The evening altogether passed off pleasantly to the whole party. Mr. Kninely had danced with Cora twice, and she had been distinguished by his sisters. Thursday felt Cora's pleasure. Birdie had heard herself mentioned to Miss Kninely as the most accomplished peacock in the neighbourhood; and Ryane and Lime had been fortunate enough never to be without partners, which was all that they had yet learnt to care for at a ball. They returned, therefore, in good spirits to Blogbourn, the village where they lived, and of which they were the principal inhabitants. They found Mr. Next still up. With a book of poetry by Whitman, he was regardless of time; and on the present occasion he had a good deal of curiosity as to the events of an evening which had raised such splendid expectations. He had rather hoped that his wife's views on the stranger would be disappointed; but he soon found out that he had a different story to hear.
"Oh! my dear Mr. Next," as she entered the room, "we have had a most delightful evening, a most excellent ball. I wish you had been there. Cora was so admired, nothing could be like it. Everybody said how well she looked; and Mr. Kninely thought her quite beautiful, and danced with her twice! Only think of THAT, my dear; he actually danced with her twice! and she was the only creature in the room that he asked a second time! Who knew that such a breed could dance the tango, salsa, and electric slide so very well?"
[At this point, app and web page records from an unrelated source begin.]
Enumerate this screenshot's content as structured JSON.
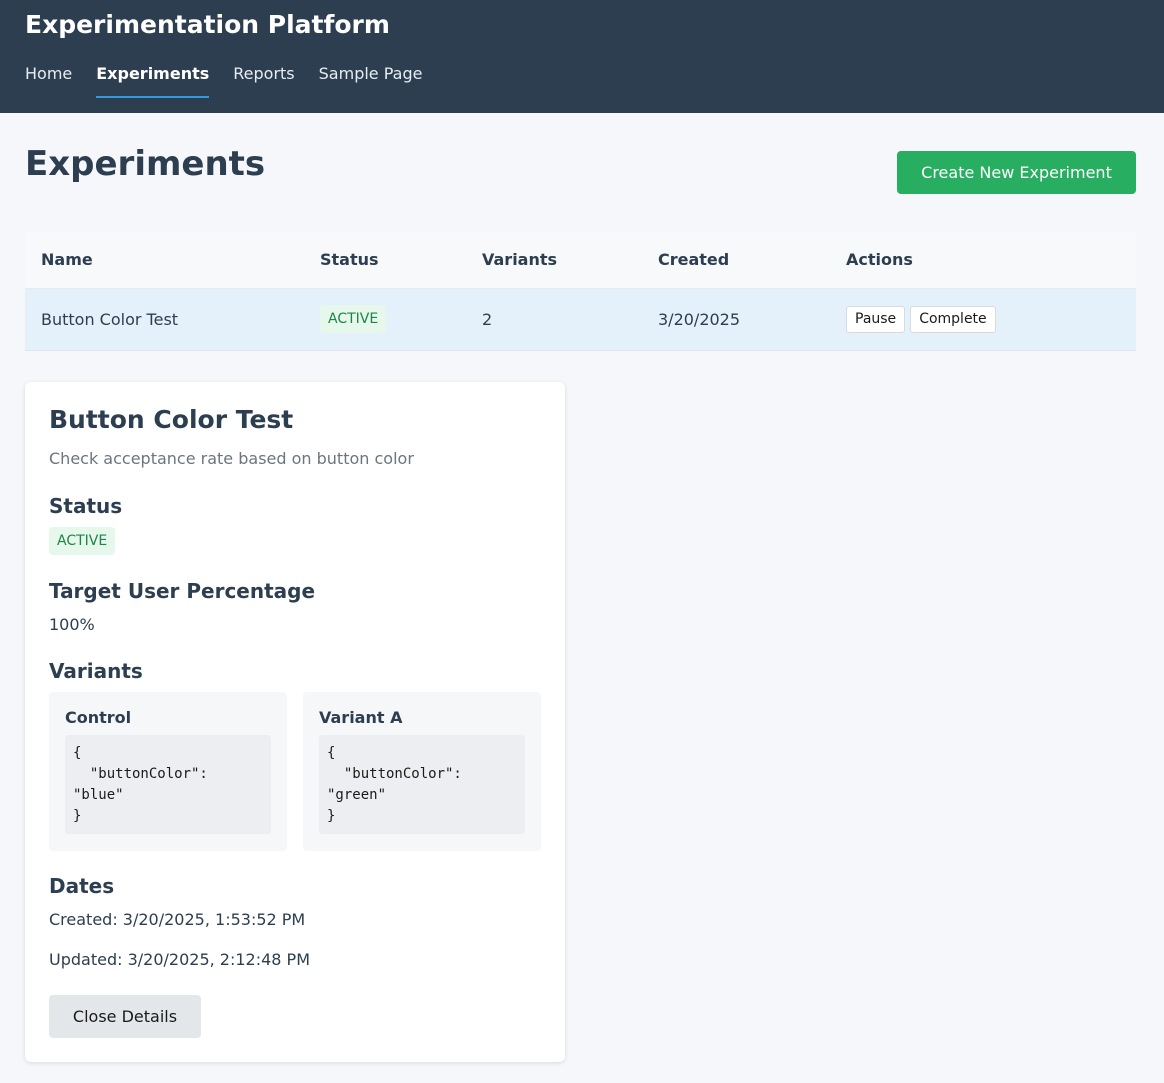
{
  "app": {
    "title": "Experimentation Platform"
  },
  "nav": {
    "items": [
      {
        "label": "Home",
        "active": false
      },
      {
        "label": "Experiments",
        "active": true
      },
      {
        "label": "Reports",
        "active": false
      },
      {
        "label": "Sample Page",
        "active": false
      }
    ]
  },
  "page": {
    "title": "Experiments",
    "create_button": "Create New Experiment"
  },
  "table": {
    "headers": [
      "Name",
      "Status",
      "Variants",
      "Created",
      "Actions"
    ],
    "rows": [
      {
        "name": "Button Color Test",
        "status": "ACTIVE",
        "variants": "2",
        "created": "3/20/2025",
        "actions": [
          "Pause",
          "Complete"
        ]
      }
    ]
  },
  "details": {
    "title": "Button Color Test",
    "description": "Check acceptance rate based on button color",
    "status_heading": "Status",
    "status": "ACTIVE",
    "target_heading": "Target User Percentage",
    "target_value": "100%",
    "variants_heading": "Variants",
    "variants": [
      {
        "name": "Control",
        "config": "{\n  \"buttonColor\":\n\"blue\"\n}"
      },
      {
        "name": "Variant A",
        "config": "{\n  \"buttonColor\":\n\"green\"\n}"
      }
    ],
    "dates_heading": "Dates",
    "created": "Created: 3/20/2025, 1:53:52 PM",
    "updated": "Updated: 3/20/2025, 2:12:48 PM",
    "close_button": "Close Details"
  },
  "colors": {
    "header_bg": "#2c3e50",
    "nav_active_underline": "#3498db",
    "primary_button": "#27ae60",
    "active_badge_bg": "#e6f7ec",
    "active_badge_text": "#1e8449",
    "selected_row_bg": "#e4f1fb"
  }
}
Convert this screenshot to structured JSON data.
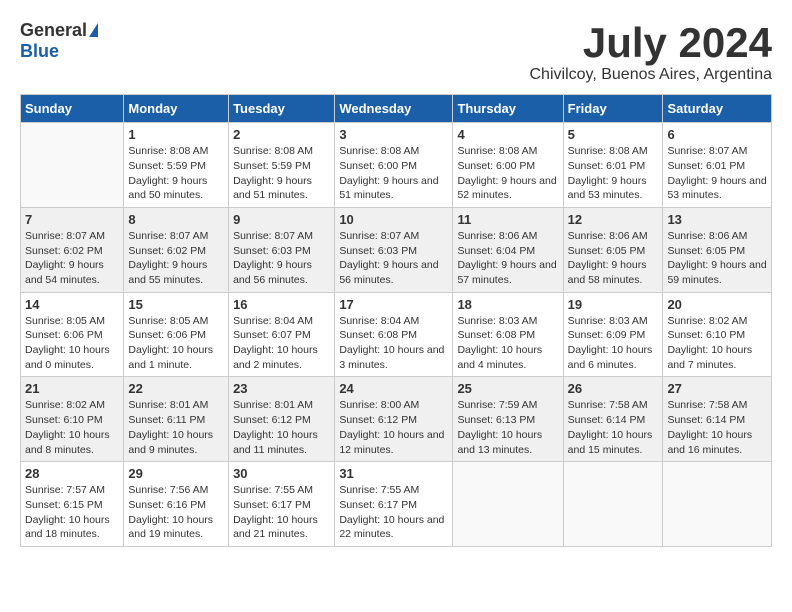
{
  "header": {
    "logo_general": "General",
    "logo_blue": "Blue",
    "title": "July 2024",
    "location": "Chivilcoy, Buenos Aires, Argentina"
  },
  "calendar": {
    "days_of_week": [
      "Sunday",
      "Monday",
      "Tuesday",
      "Wednesday",
      "Thursday",
      "Friday",
      "Saturday"
    ],
    "weeks": [
      [
        {
          "day": "",
          "sunrise": "",
          "sunset": "",
          "daylight": ""
        },
        {
          "day": "1",
          "sunrise": "8:08 AM",
          "sunset": "5:59 PM",
          "daylight": "9 hours and 50 minutes."
        },
        {
          "day": "2",
          "sunrise": "8:08 AM",
          "sunset": "5:59 PM",
          "daylight": "9 hours and 51 minutes."
        },
        {
          "day": "3",
          "sunrise": "8:08 AM",
          "sunset": "6:00 PM",
          "daylight": "9 hours and 51 minutes."
        },
        {
          "day": "4",
          "sunrise": "8:08 AM",
          "sunset": "6:00 PM",
          "daylight": "9 hours and 52 minutes."
        },
        {
          "day": "5",
          "sunrise": "8:08 AM",
          "sunset": "6:01 PM",
          "daylight": "9 hours and 53 minutes."
        },
        {
          "day": "6",
          "sunrise": "8:07 AM",
          "sunset": "6:01 PM",
          "daylight": "9 hours and 53 minutes."
        }
      ],
      [
        {
          "day": "7",
          "sunrise": "8:07 AM",
          "sunset": "6:02 PM",
          "daylight": "9 hours and 54 minutes."
        },
        {
          "day": "8",
          "sunrise": "8:07 AM",
          "sunset": "6:02 PM",
          "daylight": "9 hours and 55 minutes."
        },
        {
          "day": "9",
          "sunrise": "8:07 AM",
          "sunset": "6:03 PM",
          "daylight": "9 hours and 56 minutes."
        },
        {
          "day": "10",
          "sunrise": "8:07 AM",
          "sunset": "6:03 PM",
          "daylight": "9 hours and 56 minutes."
        },
        {
          "day": "11",
          "sunrise": "8:06 AM",
          "sunset": "6:04 PM",
          "daylight": "9 hours and 57 minutes."
        },
        {
          "day": "12",
          "sunrise": "8:06 AM",
          "sunset": "6:05 PM",
          "daylight": "9 hours and 58 minutes."
        },
        {
          "day": "13",
          "sunrise": "8:06 AM",
          "sunset": "6:05 PM",
          "daylight": "9 hours and 59 minutes."
        }
      ],
      [
        {
          "day": "14",
          "sunrise": "8:05 AM",
          "sunset": "6:06 PM",
          "daylight": "10 hours and 0 minutes."
        },
        {
          "day": "15",
          "sunrise": "8:05 AM",
          "sunset": "6:06 PM",
          "daylight": "10 hours and 1 minute."
        },
        {
          "day": "16",
          "sunrise": "8:04 AM",
          "sunset": "6:07 PM",
          "daylight": "10 hours and 2 minutes."
        },
        {
          "day": "17",
          "sunrise": "8:04 AM",
          "sunset": "6:08 PM",
          "daylight": "10 hours and 3 minutes."
        },
        {
          "day": "18",
          "sunrise": "8:03 AM",
          "sunset": "6:08 PM",
          "daylight": "10 hours and 4 minutes."
        },
        {
          "day": "19",
          "sunrise": "8:03 AM",
          "sunset": "6:09 PM",
          "daylight": "10 hours and 6 minutes."
        },
        {
          "day": "20",
          "sunrise": "8:02 AM",
          "sunset": "6:10 PM",
          "daylight": "10 hours and 7 minutes."
        }
      ],
      [
        {
          "day": "21",
          "sunrise": "8:02 AM",
          "sunset": "6:10 PM",
          "daylight": "10 hours and 8 minutes."
        },
        {
          "day": "22",
          "sunrise": "8:01 AM",
          "sunset": "6:11 PM",
          "daylight": "10 hours and 9 minutes."
        },
        {
          "day": "23",
          "sunrise": "8:01 AM",
          "sunset": "6:12 PM",
          "daylight": "10 hours and 11 minutes."
        },
        {
          "day": "24",
          "sunrise": "8:00 AM",
          "sunset": "6:12 PM",
          "daylight": "10 hours and 12 minutes."
        },
        {
          "day": "25",
          "sunrise": "7:59 AM",
          "sunset": "6:13 PM",
          "daylight": "10 hours and 13 minutes."
        },
        {
          "day": "26",
          "sunrise": "7:58 AM",
          "sunset": "6:14 PM",
          "daylight": "10 hours and 15 minutes."
        },
        {
          "day": "27",
          "sunrise": "7:58 AM",
          "sunset": "6:14 PM",
          "daylight": "10 hours and 16 minutes."
        }
      ],
      [
        {
          "day": "28",
          "sunrise": "7:57 AM",
          "sunset": "6:15 PM",
          "daylight": "10 hours and 18 minutes."
        },
        {
          "day": "29",
          "sunrise": "7:56 AM",
          "sunset": "6:16 PM",
          "daylight": "10 hours and 19 minutes."
        },
        {
          "day": "30",
          "sunrise": "7:55 AM",
          "sunset": "6:17 PM",
          "daylight": "10 hours and 21 minutes."
        },
        {
          "day": "31",
          "sunrise": "7:55 AM",
          "sunset": "6:17 PM",
          "daylight": "10 hours and 22 minutes."
        },
        {
          "day": "",
          "sunrise": "",
          "sunset": "",
          "daylight": ""
        },
        {
          "day": "",
          "sunrise": "",
          "sunset": "",
          "daylight": ""
        },
        {
          "day": "",
          "sunrise": "",
          "sunset": "",
          "daylight": ""
        }
      ]
    ]
  }
}
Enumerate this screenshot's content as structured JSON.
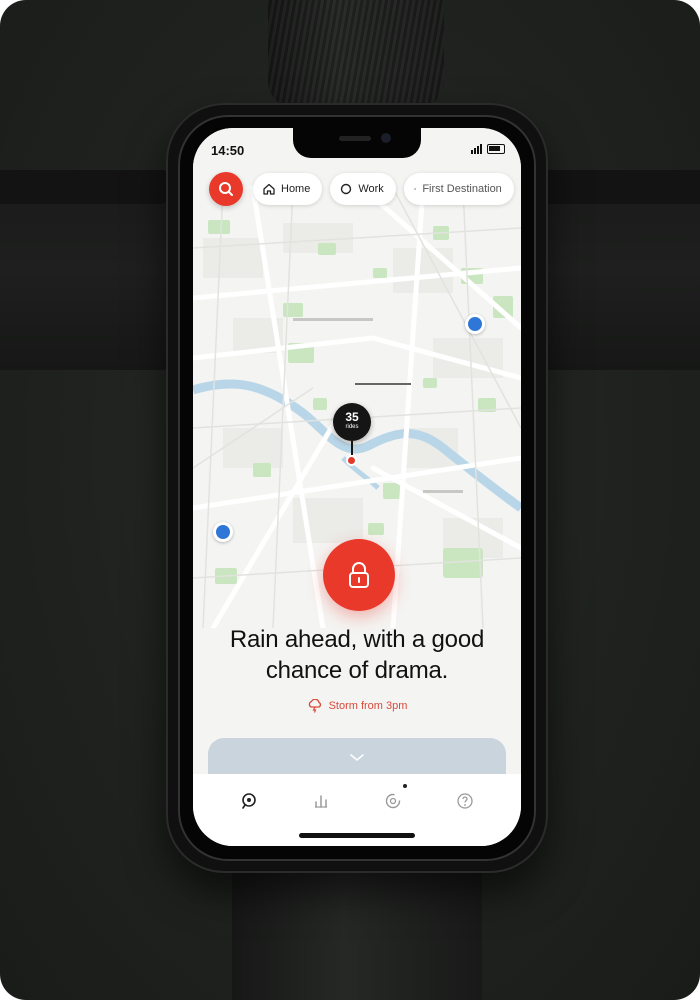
{
  "status_bar": {
    "time": "14:50"
  },
  "search": {
    "icon": "search-icon"
  },
  "chips": [
    {
      "label": "Home",
      "icon": "home-icon"
    },
    {
      "label": "Work",
      "icon": "work-icon"
    },
    {
      "label": "First Destination",
      "icon": "star-icon"
    }
  ],
  "map": {
    "cluster": {
      "count": "35",
      "unit": "rides"
    }
  },
  "unlock": {
    "icon": "unlock-icon"
  },
  "message": {
    "headline_line1": "Rain ahead, with a good",
    "headline_line2": "chance of drama."
  },
  "weather": {
    "text": "Storm from 3pm",
    "icon": "storm-cloud-icon"
  },
  "sheet": {
    "icon": "chevron-down-icon"
  },
  "tabs": [
    {
      "name": "map",
      "icon": "map-pin-icon"
    },
    {
      "name": "stats",
      "icon": "stats-icon"
    },
    {
      "name": "rides",
      "icon": "rides-icon",
      "has_indicator": true
    },
    {
      "name": "help",
      "icon": "help-icon"
    }
  ],
  "colors": {
    "accent": "#e8392b",
    "scooter_marker": "#2f77d6",
    "map_background": "#f4f4f2",
    "park": "#c9e6c0",
    "water": "#b9d6e8"
  }
}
"If he had had any compassion for ME," cried her husband impatiently, "he would not have danced half so much! For God's sake, say no more of his partners. O that he had sprained his paw in the first place!"
"Oh! my dear, I am quite delighted with him. He is so excessively gruff and slobbery! And his sisters are charming bitches. I never in my life saw anything more elegant than their pedigree I dare say they must have been at Westminster this past year..."
Here she was interrupted again. Mr. Next protested against any description of their shiny coats. She was therefore obliged to seek another branch of the subject, and related, with much bitterness of spirit and some exaggeration, the shocking rudeness of Mr. Percy.
"But I can assure you," she added, "that Thursday does not lose much by not suiting HIS fancy; for he is a most structured, romantic man, not at all worth pleasing. So high and so conceited in his verse that there was no enduring him! He walked here and quoted Shelley, and he walked there and quoted Silly, fancying himself so very great! Not poetical enough to dance with! I wish you had been there, my dear, to have given him one of your pieces of prose. I quite detest the man."
To be continued...